Combine basic words with the popularity of cars and trucks and you have a winning early reader.  Appropriate for ages 3-5.

Reviewed from copy received from HarperCollins.

Review: A Strange Place to Call Home by Marilyn Singer

strange place to call home

A Strange Place to Call Home: the World’s Most Dangerous Habitats & the Animals That Call Them Home by Marilyn Singer, illustrated by Ed Young
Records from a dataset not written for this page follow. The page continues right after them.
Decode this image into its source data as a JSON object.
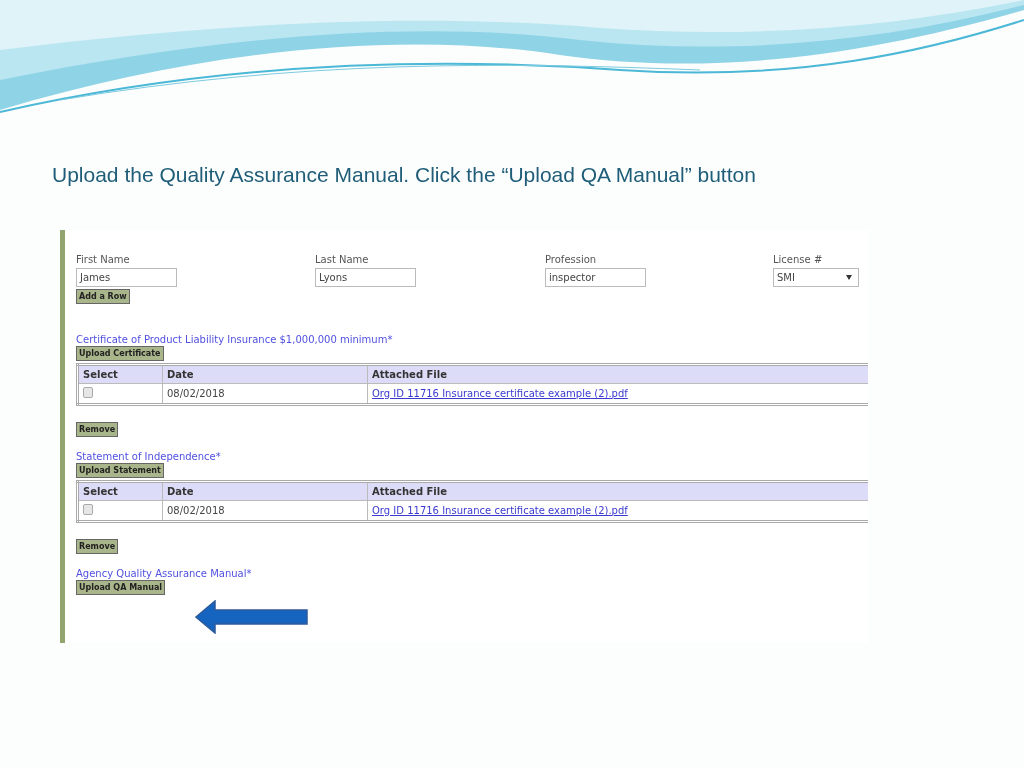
{
  "slide": {
    "heading": "Upload the Quality Assurance Manual. Click the “Upload QA Manual” button"
  },
  "form": {
    "person": {
      "fields": [
        {
          "label": "First Name",
          "value": "James",
          "kind": "text"
        },
        {
          "label": "Last Name",
          "value": "Lyons",
          "kind": "text"
        },
        {
          "label": "Profession",
          "value": "inspector",
          "kind": "text"
        },
        {
          "label": "License #",
          "value": "SMI",
          "kind": "select"
        }
      ],
      "button": "Add a Row"
    },
    "sections": [
      {
        "title": "Certificate of Product Liability Insurance $1,000,000 minimum*",
        "upload_button": "Upload Certificate",
        "table": {
          "columns": [
            "Select",
            "Date",
            "Attached File"
          ],
          "rows": [
            {
              "checked": false,
              "date": "08/02/2018",
              "file": "Org ID 11716 Insurance certificate example (2).pdf"
            }
          ]
        },
        "remove_button": "Remove"
      },
      {
        "title": "Statement of Independence*",
        "upload_button": "Upload Statement",
        "table": {
          "columns": [
            "Select",
            "Date",
            "Attached File"
          ],
          "rows": [
            {
              "checked": false,
              "date": "08/02/2018",
              "file": "Org ID 11716 Insurance certificate example (2).pdf"
            }
          ]
        },
        "remove_button": "Remove"
      },
      {
        "title": "Agency Quality Assurance Manual*",
        "upload_button": "Upload QA Manual"
      }
    ]
  }
}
Through evocative poetry, this book explores habitats that you would never guess something could even survive in.  But they do!  There are creatures who live in places with no water, no warmth, little food.  And those are the creatures that star in this book, each of them celebrated in verse.  There are penguins, mountain goats, and camels, which may be the animals that came to mind.  But Singer looks deeper than that and introduces unlikely creatures to readers, including petroleum flies that hatch in oil, ice worms that live in glaciers, and blind cave fish from Texas and Mexico.  She takes these creatures, known and unknown, and gives us a glimpse of them and their habitat in a variety of poetry forms.  Each page is a discovery of a new animal and a new type of poetry.

Singer excels at creating poetry that is artistic and has depth and yet offers young readers an approach to verse that is welcoming.  She writes at their level yet doesn’t ever play down to them.  Since some of the haikus and other forms are quite brief, it’s nice that she offers paragraphs of information at the end of the book on each creature.  At the very end of the book, she also speaks to the variety of poetic forms she has employed in the book.

Young’s illustrations add another layer of beauty into the book.  Through his layered paper art, he creates a red forest of flamingo legs, a swirl of desert sands, foaming rivers, and an urban landscape among many others.  His work embraces the diverse habitats, recreating the harshness and the often subtle richness of these unknown worlds.

A great pick for poetry units or units on habitats, this book offers a perfect blend of verse, science and art.  Appropriate for ages 7-10.

Reviewed from copy received from publisher.